The Organisation for Economic Co-operation and Development (OECD) published the first edition of the Oslo Manual1 in 1992. It is a document that states the fundamental concepts that help to measure and understand the phenomena that lead to innovation. For example, it mentions scientific, technological, organizational, economical, and commercial tasks that may contribute (actually or potentially) to innovation. The manual suggests as well that there are, in relation to the company, internal and external factors that affect, positively or negatively, innovative development.
This manual defines organizational innovation as «the introduction of a new method of organization applied to the business practices, work, or external relations of the company»; and adds: «organizational innovations can improve the quality and efficiency of work, stimulate the exchange of information and increase the capacity of the company to learn and use knowledge and new technologies».2
The knowledge of how an organization is structured and how it operates in relation to innovation leads us to fulfill the need of adding the different elements that constitute an administrative process, or, in other words, innovation management (IM). This is the planning, organization, direction and control of activities. It considers as well the organization’s human, technological and financial resources that allow and stimulate the generation of new knowledge and ideas that lead to the development of new products, processes and services, or even allow to improve products, processes, and services that already exist in order to transfer that knowledge to all the areas of activity in an organization.
The very definition of IM sheds light on how this management can be implemented inside an organization. It is clear that a work environment must be created that, within an ethical framework, favors the emergence of new ideas, and that the people who generate these ideas are credited adequately if their ideas were transformed into innovation. It is necessary that the information flows where it can be applied and, thus, be available for those who need it. Moreover, it is top priority to have updated manuals and documentation about the processes.
Once an idea has been identified that can be turned into innovation, it is necessary to translate it into a project in which the expected results are clearly defined, who will carry it out, in what time it should be finished, and, very importantly, how much it will cost.
As we already mentioned in our previous entry Need for Innovation: Facing Extraordinary Circumstances, innovation is an economic phenomenon and must be reflected in the market; therefore, the end goal of the IM process is to apply the product generated by the project, and, in consequence, allow us to obtain a competitive advantage in the market.
Innovation management is an important tool in the arsenal of resources that 21st century companies have at their disposal to face the challenges presented by the global economy.

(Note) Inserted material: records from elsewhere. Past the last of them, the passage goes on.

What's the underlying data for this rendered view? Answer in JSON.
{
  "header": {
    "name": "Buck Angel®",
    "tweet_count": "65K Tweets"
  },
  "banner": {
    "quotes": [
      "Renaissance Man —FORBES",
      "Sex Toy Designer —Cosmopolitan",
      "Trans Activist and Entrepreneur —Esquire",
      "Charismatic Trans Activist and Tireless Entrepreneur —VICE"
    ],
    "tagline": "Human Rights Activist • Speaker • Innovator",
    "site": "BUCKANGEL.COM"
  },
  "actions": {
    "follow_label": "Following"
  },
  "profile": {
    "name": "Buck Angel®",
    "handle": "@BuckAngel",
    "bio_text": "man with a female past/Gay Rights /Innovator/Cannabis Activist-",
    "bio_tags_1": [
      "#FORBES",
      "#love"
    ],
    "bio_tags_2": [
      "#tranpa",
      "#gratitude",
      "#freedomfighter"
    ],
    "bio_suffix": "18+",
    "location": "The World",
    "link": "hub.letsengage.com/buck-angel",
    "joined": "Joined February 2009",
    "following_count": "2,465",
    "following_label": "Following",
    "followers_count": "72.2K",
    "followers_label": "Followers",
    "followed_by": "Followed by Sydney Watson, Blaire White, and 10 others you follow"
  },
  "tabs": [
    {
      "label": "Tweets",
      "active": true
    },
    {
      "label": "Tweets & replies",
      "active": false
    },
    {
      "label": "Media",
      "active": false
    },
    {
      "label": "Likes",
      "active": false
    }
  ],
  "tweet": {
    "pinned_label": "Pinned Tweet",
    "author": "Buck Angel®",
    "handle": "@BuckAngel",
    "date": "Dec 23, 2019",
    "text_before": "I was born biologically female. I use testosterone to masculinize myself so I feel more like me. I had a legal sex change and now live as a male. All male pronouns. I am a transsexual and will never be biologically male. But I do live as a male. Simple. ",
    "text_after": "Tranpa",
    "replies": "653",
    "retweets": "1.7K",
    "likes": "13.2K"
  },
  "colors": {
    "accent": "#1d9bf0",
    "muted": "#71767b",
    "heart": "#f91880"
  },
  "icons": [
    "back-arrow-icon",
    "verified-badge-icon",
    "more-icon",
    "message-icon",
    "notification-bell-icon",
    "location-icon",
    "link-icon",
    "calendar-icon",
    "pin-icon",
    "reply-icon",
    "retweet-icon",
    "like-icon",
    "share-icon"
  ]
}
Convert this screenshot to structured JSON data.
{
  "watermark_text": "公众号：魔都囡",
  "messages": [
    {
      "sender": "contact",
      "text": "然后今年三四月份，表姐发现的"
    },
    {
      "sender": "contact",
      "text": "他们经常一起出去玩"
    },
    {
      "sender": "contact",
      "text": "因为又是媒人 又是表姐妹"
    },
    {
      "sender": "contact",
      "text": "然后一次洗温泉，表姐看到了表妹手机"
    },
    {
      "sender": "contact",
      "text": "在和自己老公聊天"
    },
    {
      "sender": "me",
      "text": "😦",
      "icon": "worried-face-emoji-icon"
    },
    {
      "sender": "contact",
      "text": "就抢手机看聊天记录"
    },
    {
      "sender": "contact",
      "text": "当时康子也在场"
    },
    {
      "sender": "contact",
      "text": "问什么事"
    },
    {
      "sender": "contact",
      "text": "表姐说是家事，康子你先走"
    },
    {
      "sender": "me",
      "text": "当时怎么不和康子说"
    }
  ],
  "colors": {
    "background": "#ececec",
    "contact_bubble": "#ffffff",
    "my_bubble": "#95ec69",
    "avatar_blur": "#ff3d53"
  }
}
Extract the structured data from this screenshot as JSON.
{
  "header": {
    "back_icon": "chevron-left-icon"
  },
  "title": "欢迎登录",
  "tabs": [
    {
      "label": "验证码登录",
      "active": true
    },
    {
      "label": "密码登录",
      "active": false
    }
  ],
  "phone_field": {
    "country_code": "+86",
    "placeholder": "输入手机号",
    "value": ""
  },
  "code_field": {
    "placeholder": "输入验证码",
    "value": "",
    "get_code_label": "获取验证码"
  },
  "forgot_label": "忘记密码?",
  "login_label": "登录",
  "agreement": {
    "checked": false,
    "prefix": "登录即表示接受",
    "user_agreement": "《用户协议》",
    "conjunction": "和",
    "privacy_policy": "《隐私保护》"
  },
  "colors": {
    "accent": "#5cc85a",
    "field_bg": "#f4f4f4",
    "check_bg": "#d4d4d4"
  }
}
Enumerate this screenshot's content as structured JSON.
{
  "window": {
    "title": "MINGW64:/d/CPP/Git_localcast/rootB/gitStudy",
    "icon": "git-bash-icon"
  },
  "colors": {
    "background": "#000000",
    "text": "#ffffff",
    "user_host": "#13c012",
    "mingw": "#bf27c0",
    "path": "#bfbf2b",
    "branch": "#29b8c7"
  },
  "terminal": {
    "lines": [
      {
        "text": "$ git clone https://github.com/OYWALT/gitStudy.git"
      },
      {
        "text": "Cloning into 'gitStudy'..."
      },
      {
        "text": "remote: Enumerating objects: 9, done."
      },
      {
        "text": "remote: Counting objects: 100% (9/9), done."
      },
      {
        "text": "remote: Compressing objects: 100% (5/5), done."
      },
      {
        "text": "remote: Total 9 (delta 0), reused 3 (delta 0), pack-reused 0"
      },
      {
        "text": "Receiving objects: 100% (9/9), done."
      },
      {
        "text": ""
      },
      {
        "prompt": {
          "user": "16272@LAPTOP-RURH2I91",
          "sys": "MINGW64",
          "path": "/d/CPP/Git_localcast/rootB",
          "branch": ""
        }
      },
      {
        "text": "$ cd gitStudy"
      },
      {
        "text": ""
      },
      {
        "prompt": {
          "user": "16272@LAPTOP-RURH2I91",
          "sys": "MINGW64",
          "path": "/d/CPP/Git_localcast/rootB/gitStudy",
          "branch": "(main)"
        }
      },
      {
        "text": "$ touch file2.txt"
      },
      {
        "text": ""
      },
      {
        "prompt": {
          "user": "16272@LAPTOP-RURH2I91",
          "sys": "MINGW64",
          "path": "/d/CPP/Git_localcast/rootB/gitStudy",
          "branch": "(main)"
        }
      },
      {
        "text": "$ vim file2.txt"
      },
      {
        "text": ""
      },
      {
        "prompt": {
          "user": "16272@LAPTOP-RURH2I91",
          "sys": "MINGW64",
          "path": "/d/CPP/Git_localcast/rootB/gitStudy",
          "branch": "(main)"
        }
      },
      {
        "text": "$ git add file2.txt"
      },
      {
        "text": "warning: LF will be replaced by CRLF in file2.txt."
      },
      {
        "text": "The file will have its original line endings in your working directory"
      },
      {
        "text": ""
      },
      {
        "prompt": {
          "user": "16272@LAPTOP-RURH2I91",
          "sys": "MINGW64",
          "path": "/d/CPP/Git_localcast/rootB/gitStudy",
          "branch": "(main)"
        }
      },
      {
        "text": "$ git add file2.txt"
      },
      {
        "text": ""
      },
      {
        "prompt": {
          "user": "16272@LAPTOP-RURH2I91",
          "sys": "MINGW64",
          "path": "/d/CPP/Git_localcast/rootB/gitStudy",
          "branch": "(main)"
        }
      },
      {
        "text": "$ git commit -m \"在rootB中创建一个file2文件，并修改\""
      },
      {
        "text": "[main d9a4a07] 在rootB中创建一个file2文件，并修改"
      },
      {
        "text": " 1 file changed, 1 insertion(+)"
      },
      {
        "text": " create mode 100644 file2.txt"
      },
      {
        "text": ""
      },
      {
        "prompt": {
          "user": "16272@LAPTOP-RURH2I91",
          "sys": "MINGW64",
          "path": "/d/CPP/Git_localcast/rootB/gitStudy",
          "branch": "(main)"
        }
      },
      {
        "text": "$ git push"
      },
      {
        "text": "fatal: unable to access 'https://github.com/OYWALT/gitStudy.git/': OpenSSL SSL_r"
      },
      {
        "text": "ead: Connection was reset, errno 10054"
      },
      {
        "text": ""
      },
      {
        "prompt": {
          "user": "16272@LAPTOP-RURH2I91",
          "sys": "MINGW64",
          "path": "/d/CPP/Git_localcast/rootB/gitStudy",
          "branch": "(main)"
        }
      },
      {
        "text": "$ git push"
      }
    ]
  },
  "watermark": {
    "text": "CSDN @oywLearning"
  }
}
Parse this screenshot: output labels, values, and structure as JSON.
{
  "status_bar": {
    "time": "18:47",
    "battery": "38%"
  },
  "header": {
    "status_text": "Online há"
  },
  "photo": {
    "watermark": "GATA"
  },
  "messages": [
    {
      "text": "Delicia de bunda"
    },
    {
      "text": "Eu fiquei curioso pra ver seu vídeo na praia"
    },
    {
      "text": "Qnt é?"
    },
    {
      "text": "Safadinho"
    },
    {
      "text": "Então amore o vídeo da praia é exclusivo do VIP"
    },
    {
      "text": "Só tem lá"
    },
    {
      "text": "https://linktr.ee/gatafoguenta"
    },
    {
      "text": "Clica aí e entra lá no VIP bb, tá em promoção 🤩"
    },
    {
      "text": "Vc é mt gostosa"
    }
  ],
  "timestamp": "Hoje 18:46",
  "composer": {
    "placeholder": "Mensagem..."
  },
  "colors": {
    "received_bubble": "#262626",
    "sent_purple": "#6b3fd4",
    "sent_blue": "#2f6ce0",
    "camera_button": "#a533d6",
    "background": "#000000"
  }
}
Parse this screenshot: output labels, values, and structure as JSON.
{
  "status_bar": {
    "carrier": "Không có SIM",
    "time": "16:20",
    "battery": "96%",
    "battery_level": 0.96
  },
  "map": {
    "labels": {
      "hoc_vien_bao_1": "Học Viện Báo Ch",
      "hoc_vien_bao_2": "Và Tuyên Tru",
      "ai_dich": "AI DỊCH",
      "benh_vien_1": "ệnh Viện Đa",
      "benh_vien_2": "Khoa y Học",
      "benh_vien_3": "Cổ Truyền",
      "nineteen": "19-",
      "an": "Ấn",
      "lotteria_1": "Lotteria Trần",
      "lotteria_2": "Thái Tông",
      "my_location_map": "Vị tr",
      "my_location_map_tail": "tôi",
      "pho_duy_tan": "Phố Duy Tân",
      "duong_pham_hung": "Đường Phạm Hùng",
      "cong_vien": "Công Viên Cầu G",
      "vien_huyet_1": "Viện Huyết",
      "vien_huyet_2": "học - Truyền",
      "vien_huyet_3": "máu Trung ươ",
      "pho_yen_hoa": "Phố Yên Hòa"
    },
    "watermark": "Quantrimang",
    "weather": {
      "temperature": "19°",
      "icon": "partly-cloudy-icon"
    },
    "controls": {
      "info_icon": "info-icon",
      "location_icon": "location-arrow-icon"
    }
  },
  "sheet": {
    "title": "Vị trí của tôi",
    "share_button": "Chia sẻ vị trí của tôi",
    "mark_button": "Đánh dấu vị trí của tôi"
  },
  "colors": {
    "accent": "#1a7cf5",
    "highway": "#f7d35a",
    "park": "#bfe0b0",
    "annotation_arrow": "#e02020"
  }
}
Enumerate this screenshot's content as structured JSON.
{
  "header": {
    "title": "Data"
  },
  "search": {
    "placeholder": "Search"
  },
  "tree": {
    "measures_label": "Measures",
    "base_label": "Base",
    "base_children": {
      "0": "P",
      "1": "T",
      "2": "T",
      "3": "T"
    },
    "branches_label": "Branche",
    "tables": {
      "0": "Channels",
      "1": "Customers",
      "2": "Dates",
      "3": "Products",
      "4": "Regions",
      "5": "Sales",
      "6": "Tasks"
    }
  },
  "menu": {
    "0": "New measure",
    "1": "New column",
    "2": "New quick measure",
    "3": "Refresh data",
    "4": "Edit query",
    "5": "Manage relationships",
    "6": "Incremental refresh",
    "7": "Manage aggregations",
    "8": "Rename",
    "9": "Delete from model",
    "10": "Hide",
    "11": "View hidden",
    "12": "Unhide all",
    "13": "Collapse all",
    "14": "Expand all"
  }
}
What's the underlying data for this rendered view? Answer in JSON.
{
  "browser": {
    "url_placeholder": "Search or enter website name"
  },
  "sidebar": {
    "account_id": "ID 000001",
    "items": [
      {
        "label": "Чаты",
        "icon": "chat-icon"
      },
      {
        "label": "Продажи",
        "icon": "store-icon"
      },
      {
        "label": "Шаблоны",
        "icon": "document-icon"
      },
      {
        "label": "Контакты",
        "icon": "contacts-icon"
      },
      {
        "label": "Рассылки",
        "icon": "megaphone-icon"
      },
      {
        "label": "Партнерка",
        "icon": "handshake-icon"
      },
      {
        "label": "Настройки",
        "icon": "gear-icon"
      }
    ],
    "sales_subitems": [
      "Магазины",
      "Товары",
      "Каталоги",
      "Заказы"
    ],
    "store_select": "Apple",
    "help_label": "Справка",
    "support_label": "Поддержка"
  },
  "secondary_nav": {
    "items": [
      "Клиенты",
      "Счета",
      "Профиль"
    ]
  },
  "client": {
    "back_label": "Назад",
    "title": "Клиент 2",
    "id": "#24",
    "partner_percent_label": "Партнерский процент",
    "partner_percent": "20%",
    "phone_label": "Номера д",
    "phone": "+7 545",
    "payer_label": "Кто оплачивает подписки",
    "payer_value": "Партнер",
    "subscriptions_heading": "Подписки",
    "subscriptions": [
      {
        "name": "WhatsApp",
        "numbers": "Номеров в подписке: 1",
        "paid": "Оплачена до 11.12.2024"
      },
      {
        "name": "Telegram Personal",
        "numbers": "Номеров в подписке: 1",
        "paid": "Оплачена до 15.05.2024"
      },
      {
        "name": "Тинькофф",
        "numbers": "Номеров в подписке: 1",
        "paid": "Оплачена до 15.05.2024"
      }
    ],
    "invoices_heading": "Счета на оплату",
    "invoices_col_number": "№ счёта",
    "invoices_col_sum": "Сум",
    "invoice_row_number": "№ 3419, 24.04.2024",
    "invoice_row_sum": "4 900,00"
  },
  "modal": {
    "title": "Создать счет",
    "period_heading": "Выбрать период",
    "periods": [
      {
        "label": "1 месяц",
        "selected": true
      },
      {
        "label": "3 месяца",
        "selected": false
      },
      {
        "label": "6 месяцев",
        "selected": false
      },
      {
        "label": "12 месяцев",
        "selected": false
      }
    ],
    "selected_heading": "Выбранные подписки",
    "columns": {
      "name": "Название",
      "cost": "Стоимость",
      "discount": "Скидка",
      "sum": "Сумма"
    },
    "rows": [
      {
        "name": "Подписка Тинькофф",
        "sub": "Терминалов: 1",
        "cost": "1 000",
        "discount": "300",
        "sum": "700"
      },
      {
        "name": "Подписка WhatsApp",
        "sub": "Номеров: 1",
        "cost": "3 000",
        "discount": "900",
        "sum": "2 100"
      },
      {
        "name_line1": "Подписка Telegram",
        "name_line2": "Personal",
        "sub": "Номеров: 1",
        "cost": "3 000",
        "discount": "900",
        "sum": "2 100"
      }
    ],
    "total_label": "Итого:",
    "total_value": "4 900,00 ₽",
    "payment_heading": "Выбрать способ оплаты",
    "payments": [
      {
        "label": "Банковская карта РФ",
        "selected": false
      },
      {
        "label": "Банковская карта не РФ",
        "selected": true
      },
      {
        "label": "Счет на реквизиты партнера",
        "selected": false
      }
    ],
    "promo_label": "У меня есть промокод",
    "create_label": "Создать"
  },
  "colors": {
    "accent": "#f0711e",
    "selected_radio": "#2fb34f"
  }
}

1 Organisation for Economic Co-operation and Development, OECD proposed guidelines for collecting and interpreting technological innovation data —Oslo manual—, Paris, 1992.
2 Ibid, p. 154.